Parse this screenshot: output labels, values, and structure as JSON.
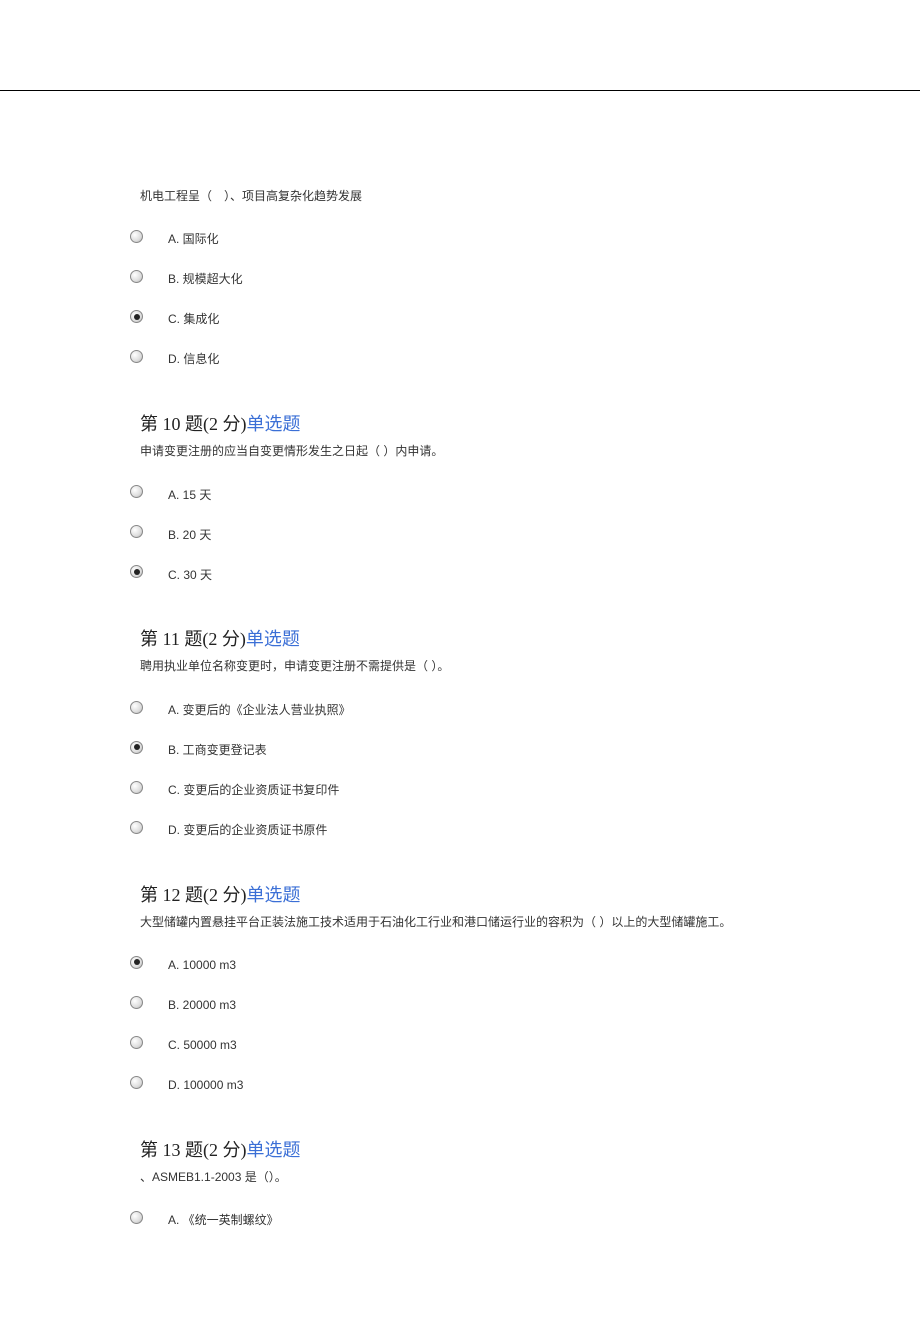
{
  "questions": [
    {
      "header_prefix": "",
      "header_type": "",
      "stem": "机电工程呈（　）、项目高复杂化趋势发展",
      "options": [
        {
          "label": "A. 国际化",
          "selected": false
        },
        {
          "label": "B. 规模超大化",
          "selected": false
        },
        {
          "label": "C. 集成化",
          "selected": true
        },
        {
          "label": "D. 信息化",
          "selected": false
        }
      ],
      "show_header": false
    },
    {
      "header_prefix": "第 10 题(2 分)",
      "header_type": "单选题",
      "stem": "申请变更注册的应当自变更情形发生之日起（ ）内申请。",
      "options": [
        {
          "label": "A. 15 天",
          "selected": false
        },
        {
          "label": "B. 20 天",
          "selected": false
        },
        {
          "label": "C. 30 天",
          "selected": true
        }
      ],
      "show_header": true
    },
    {
      "header_prefix": "第 11 题(2 分)",
      "header_type": "单选题",
      "stem": "聘用执业单位名称变更时，申请变更注册不需提供是（ ）。",
      "options": [
        {
          "label": "A. 变更后的《企业法人营业执照》",
          "selected": false
        },
        {
          "label": "B. 工商变更登记表",
          "selected": true
        },
        {
          "label": "C. 变更后的企业资质证书复印件",
          "selected": false
        },
        {
          "label": "D. 变更后的企业资质证书原件",
          "selected": false
        }
      ],
      "show_header": true
    },
    {
      "header_prefix": "第 12 题(2 分)",
      "header_type": "单选题",
      "stem": "大型储罐内置悬挂平台正装法施工技术适用于石油化工行业和港口储运行业的容积为（ ）以上的大型储罐施工。",
      "options": [
        {
          "label": "A. 10000 m3",
          "selected": true
        },
        {
          "label": "B. 20000 m3",
          "selected": false
        },
        {
          "label": "C. 50000 m3",
          "selected": false
        },
        {
          "label": "D.  100000 m3",
          "selected": false
        }
      ],
      "show_header": true
    },
    {
      "header_prefix": "第 13 题(2 分)",
      "header_type": "单选题",
      "stem": "、ASMEB1.1-2003 是（）。",
      "options": [
        {
          "label": "A. 《统一英制螺纹》",
          "selected": false
        }
      ],
      "show_header": true
    }
  ]
}
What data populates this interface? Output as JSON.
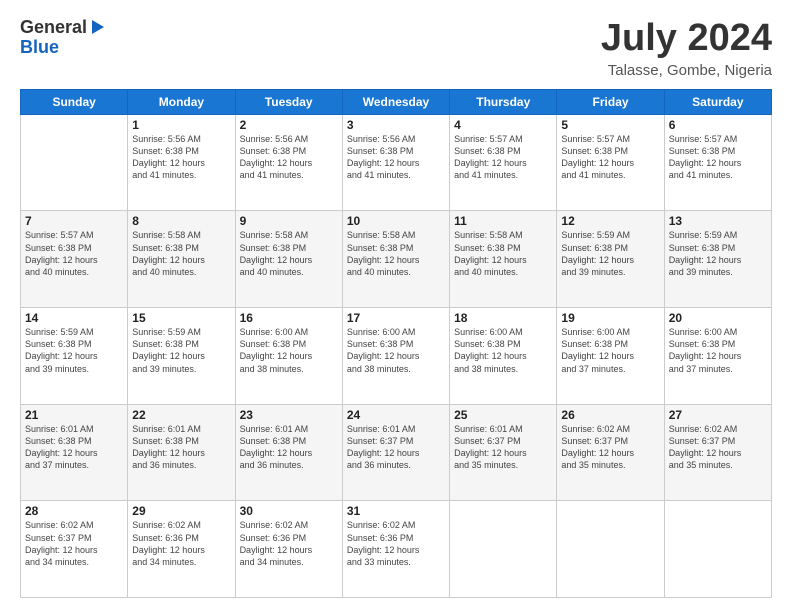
{
  "header": {
    "logo_general": "General",
    "logo_blue": "Blue",
    "month_title": "July 2024",
    "location": "Talasse, Gombe, Nigeria"
  },
  "weekdays": [
    "Sunday",
    "Monday",
    "Tuesday",
    "Wednesday",
    "Thursday",
    "Friday",
    "Saturday"
  ],
  "weeks": [
    [
      {
        "day": "",
        "sunrise": "",
        "sunset": "",
        "daylight": ""
      },
      {
        "day": "1",
        "sunrise": "5:56 AM",
        "sunset": "6:38 PM",
        "daylight": "12 hours and 41 minutes."
      },
      {
        "day": "2",
        "sunrise": "5:56 AM",
        "sunset": "6:38 PM",
        "daylight": "12 hours and 41 minutes."
      },
      {
        "day": "3",
        "sunrise": "5:56 AM",
        "sunset": "6:38 PM",
        "daylight": "12 hours and 41 minutes."
      },
      {
        "day": "4",
        "sunrise": "5:57 AM",
        "sunset": "6:38 PM",
        "daylight": "12 hours and 41 minutes."
      },
      {
        "day": "5",
        "sunrise": "5:57 AM",
        "sunset": "6:38 PM",
        "daylight": "12 hours and 41 minutes."
      },
      {
        "day": "6",
        "sunrise": "5:57 AM",
        "sunset": "6:38 PM",
        "daylight": "12 hours and 41 minutes."
      }
    ],
    [
      {
        "day": "7",
        "sunrise": "5:57 AM",
        "sunset": "6:38 PM",
        "daylight": "12 hours and 40 minutes."
      },
      {
        "day": "8",
        "sunrise": "5:58 AM",
        "sunset": "6:38 PM",
        "daylight": "12 hours and 40 minutes."
      },
      {
        "day": "9",
        "sunrise": "5:58 AM",
        "sunset": "6:38 PM",
        "daylight": "12 hours and 40 minutes."
      },
      {
        "day": "10",
        "sunrise": "5:58 AM",
        "sunset": "6:38 PM",
        "daylight": "12 hours and 40 minutes."
      },
      {
        "day": "11",
        "sunrise": "5:58 AM",
        "sunset": "6:38 PM",
        "daylight": "12 hours and 40 minutes."
      },
      {
        "day": "12",
        "sunrise": "5:59 AM",
        "sunset": "6:38 PM",
        "daylight": "12 hours and 39 minutes."
      },
      {
        "day": "13",
        "sunrise": "5:59 AM",
        "sunset": "6:38 PM",
        "daylight": "12 hours and 39 minutes."
      }
    ],
    [
      {
        "day": "14",
        "sunrise": "5:59 AM",
        "sunset": "6:38 PM",
        "daylight": "12 hours and 39 minutes."
      },
      {
        "day": "15",
        "sunrise": "5:59 AM",
        "sunset": "6:38 PM",
        "daylight": "12 hours and 39 minutes."
      },
      {
        "day": "16",
        "sunrise": "6:00 AM",
        "sunset": "6:38 PM",
        "daylight": "12 hours and 38 minutes."
      },
      {
        "day": "17",
        "sunrise": "6:00 AM",
        "sunset": "6:38 PM",
        "daylight": "12 hours and 38 minutes."
      },
      {
        "day": "18",
        "sunrise": "6:00 AM",
        "sunset": "6:38 PM",
        "daylight": "12 hours and 38 minutes."
      },
      {
        "day": "19",
        "sunrise": "6:00 AM",
        "sunset": "6:38 PM",
        "daylight": "12 hours and 37 minutes."
      },
      {
        "day": "20",
        "sunrise": "6:00 AM",
        "sunset": "6:38 PM",
        "daylight": "12 hours and 37 minutes."
      }
    ],
    [
      {
        "day": "21",
        "sunrise": "6:01 AM",
        "sunset": "6:38 PM",
        "daylight": "12 hours and 37 minutes."
      },
      {
        "day": "22",
        "sunrise": "6:01 AM",
        "sunset": "6:38 PM",
        "daylight": "12 hours and 36 minutes."
      },
      {
        "day": "23",
        "sunrise": "6:01 AM",
        "sunset": "6:38 PM",
        "daylight": "12 hours and 36 minutes."
      },
      {
        "day": "24",
        "sunrise": "6:01 AM",
        "sunset": "6:37 PM",
        "daylight": "12 hours and 36 minutes."
      },
      {
        "day": "25",
        "sunrise": "6:01 AM",
        "sunset": "6:37 PM",
        "daylight": "12 hours and 35 minutes."
      },
      {
        "day": "26",
        "sunrise": "6:02 AM",
        "sunset": "6:37 PM",
        "daylight": "12 hours and 35 minutes."
      },
      {
        "day": "27",
        "sunrise": "6:02 AM",
        "sunset": "6:37 PM",
        "daylight": "12 hours and 35 minutes."
      }
    ],
    [
      {
        "day": "28",
        "sunrise": "6:02 AM",
        "sunset": "6:37 PM",
        "daylight": "12 hours and 34 minutes."
      },
      {
        "day": "29",
        "sunrise": "6:02 AM",
        "sunset": "6:36 PM",
        "daylight": "12 hours and 34 minutes."
      },
      {
        "day": "30",
        "sunrise": "6:02 AM",
        "sunset": "6:36 PM",
        "daylight": "12 hours and 34 minutes."
      },
      {
        "day": "31",
        "sunrise": "6:02 AM",
        "sunset": "6:36 PM",
        "daylight": "12 hours and 33 minutes."
      },
      {
        "day": "",
        "sunrise": "",
        "sunset": "",
        "daylight": ""
      },
      {
        "day": "",
        "sunrise": "",
        "sunset": "",
        "daylight": ""
      },
      {
        "day": "",
        "sunrise": "",
        "sunset": "",
        "daylight": ""
      }
    ]
  ],
  "labels": {
    "sunrise_prefix": "Sunrise: ",
    "sunset_prefix": "Sunset: ",
    "daylight_prefix": "Daylight: "
  }
}
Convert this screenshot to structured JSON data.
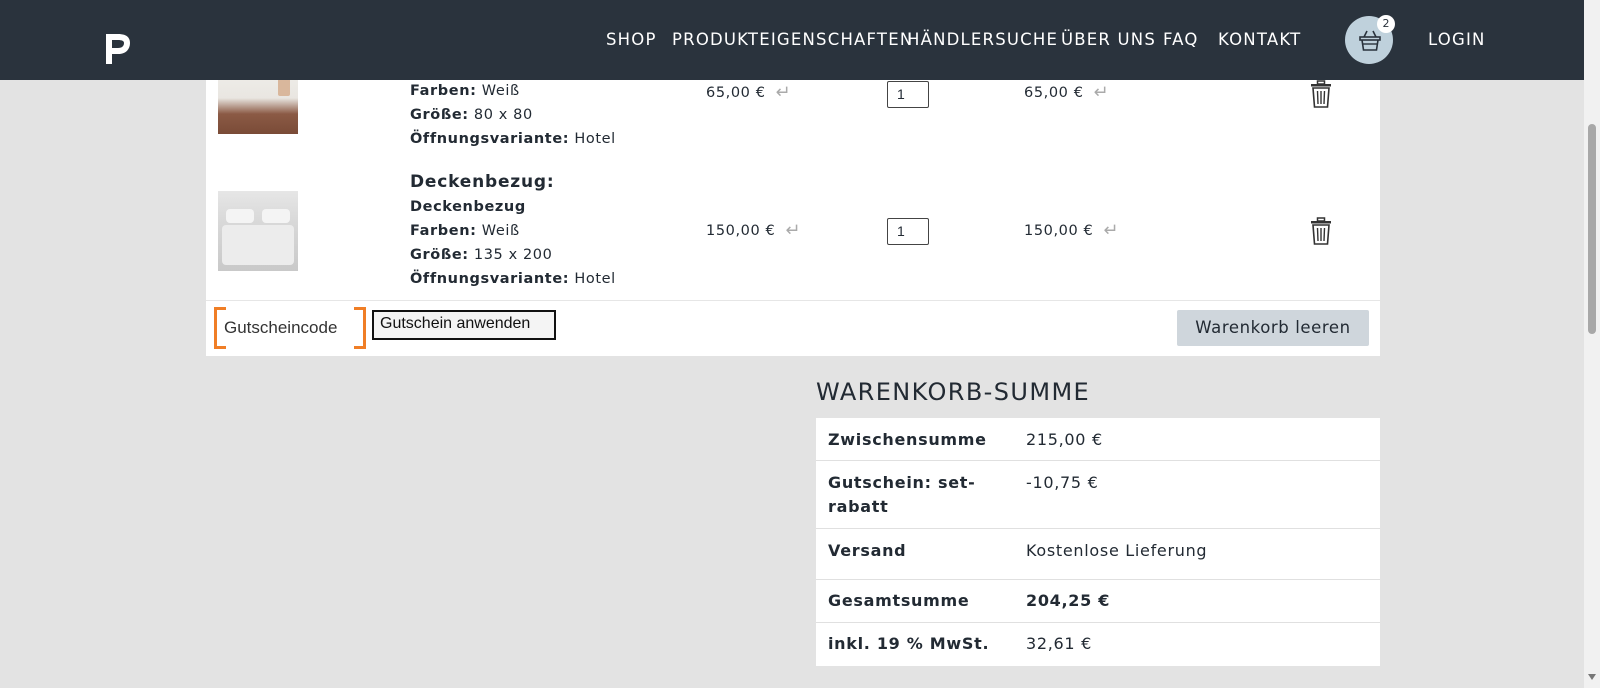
{
  "header": {
    "nav": [
      "SHOP",
      "PRODUKTEIGENSCHAFTEN",
      "HÄNDLERSUCHE",
      "ÜBER UNS",
      "FAQ",
      "KONTAKT"
    ],
    "cart_count": "2",
    "login": "LOGIN"
  },
  "cart": {
    "items": [
      {
        "colors_label": "Farben:",
        "colors": "Weiß",
        "size_label": "Größe:",
        "size": "80 x 80",
        "opening_label": "Öffnungsvariante:",
        "opening": "Hotel",
        "price": "65,00 €",
        "quantity": "1",
        "subtotal": "65,00 €"
      },
      {
        "title": "Deckenbezug:",
        "name": "Deckenbezug",
        "colors_label": "Farben:",
        "colors": "Weiß",
        "size_label": "Größe:",
        "size": "135 x 200",
        "opening_label": "Öffnungsvariante:",
        "opening": "Hotel",
        "price": "150,00 €",
        "quantity": "1",
        "subtotal": "150,00 €"
      }
    ],
    "coupon_placeholder": "Gutscheincode",
    "coupon_button": "Gutschein anwenden",
    "clear_button": "Warenkorb leeren"
  },
  "totals": {
    "title": "WARENKORB-SUMME",
    "rows": [
      {
        "label": "Zwischensumme",
        "value": "215,00 €"
      },
      {
        "label": "Gutschein: set-rabatt",
        "value": "-10,75 €"
      },
      {
        "label": "Versand",
        "value": "Kostenlose Lieferung"
      },
      {
        "label": "Gesamtsumme",
        "value": "204,25 €"
      },
      {
        "label": "inkl. 19 % MwSt.",
        "value": "32,61 €"
      }
    ]
  },
  "icons": {
    "logo": "brand-logo",
    "cart": "shopping-basket-icon",
    "remove": "trash-icon",
    "return": "return-arrow-icon"
  },
  "colors": {
    "header_bg": "#2a333d",
    "page_bg": "#e3e3e3",
    "focus_outline": "#f07e26",
    "clear_button_bg": "#cfd6dc",
    "cart_button_bg": "#bfd1dc"
  }
}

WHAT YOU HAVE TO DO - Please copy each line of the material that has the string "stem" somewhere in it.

TASK SOLUTION -
      "stem": "机电工程呈（　）、项目高复杂化趋势发展",
      "stem": "申请变更注册的应当自变更情形发生之日起（ ）内申请。",
      "stem": "聘用执业单位名称变更时，申请变更注册不需提供是（ ）。",
      "stem": "大型储罐内置悬挂平台正装法施工技术适用于石油化工行业和港口储运行业的容积为（ ）以上的大型储罐施工。",
      "stem": "、ASMEB1.1-2003 是（）。",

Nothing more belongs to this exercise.